Recently a reader sent me a question about the latest headshot trends. He had been hearing many conflicting opinions (shocking in our industry) about whether a headshot should have a border or be full bleed (i.e. no border). Every five or so years the "in" headshot format alters. Who the hell determines this? I have no f-ing clue. The start and persistence of some trends is as mysterious as Donald Trump's reddish-blonde mop.

As to who cares about the headshot trends? Actors and photographers. Who doesn't care as much? The people who don't hire photographers but hire the actors. The casting decision makers want your talent. Your headshot is an introduction and/or reminder to us of who you are.

So the question... to border or not to border? It doesn't much matter but the current trend is full bleed. What does matter is that the headshot looks like you each and every time you step in front of an auditor for the life of that headshot. Not a glamour shot. An honest picture of your puss without gimmicks, an overtly distracting background, poor lighting or worse too much make-up.

More headshot quandaries:

– Matte finish or Sears Picture Studio glossy? Matte finish.

– Horizontal or vertical? Just like sexual positions it doesn't really matter much as long as both are done well.

– Color or black and white? If you're still using black and white headshots we know that your headshot is at least 5 years old. Color headshots began in L.A. around 2001 and spread to New York like a virus. Color is the new black and white.

In my book, I have a full chapter on headshots including good, quality headshot examples (like the ones below):

and Freak File mishaps (similar to the following... Note: Don't let this happen to you):

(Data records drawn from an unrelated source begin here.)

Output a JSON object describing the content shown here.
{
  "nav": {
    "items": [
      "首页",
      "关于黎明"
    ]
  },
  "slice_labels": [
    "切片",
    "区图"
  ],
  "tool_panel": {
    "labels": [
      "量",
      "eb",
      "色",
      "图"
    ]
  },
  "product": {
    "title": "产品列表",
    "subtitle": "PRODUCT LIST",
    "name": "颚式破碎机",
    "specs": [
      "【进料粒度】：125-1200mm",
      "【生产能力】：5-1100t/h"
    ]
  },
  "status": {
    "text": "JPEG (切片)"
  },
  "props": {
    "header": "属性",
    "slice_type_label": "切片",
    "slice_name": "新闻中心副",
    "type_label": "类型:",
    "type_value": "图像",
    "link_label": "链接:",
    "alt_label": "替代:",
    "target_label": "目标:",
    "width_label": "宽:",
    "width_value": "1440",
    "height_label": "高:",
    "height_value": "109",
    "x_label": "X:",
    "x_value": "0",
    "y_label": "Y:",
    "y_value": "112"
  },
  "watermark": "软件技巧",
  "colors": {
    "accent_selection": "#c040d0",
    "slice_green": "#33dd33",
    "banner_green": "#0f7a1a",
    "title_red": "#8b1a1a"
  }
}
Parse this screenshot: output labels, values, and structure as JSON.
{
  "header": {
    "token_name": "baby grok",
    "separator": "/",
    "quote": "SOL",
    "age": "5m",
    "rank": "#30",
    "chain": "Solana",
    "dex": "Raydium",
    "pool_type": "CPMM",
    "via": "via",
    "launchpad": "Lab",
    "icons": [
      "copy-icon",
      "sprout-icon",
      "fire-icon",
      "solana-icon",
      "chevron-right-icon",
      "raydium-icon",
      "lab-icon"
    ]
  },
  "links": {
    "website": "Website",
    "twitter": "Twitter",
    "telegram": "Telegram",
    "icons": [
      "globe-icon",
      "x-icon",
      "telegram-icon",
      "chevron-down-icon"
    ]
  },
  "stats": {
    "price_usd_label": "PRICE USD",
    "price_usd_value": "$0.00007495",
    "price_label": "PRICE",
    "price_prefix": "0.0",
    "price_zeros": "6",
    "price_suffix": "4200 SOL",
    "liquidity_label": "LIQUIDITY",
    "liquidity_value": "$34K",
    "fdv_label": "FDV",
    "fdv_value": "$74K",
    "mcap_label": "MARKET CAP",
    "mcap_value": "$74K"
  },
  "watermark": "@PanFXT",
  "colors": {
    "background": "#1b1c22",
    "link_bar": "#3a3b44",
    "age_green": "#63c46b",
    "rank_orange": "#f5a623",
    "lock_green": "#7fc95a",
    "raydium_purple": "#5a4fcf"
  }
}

So what have we learned this week? The current headshot trend to border or not is; it doesn't matter much to us, the call is your choice. Color is key. Matte finish is in. Plus your headshot and sex in any position is ok as long as both are done well.

Paul Russell's career as a casting director, director, acting teacher and former actor has spanned nearly thirty years. He has worked on projects for major film studios, television networks, and Broadway. He is the author of ACTING: Make It Your Business – How to Avoid Mistakes and Achieve Success as a Working Actor. For more information, please visit www.PaulRussell.net.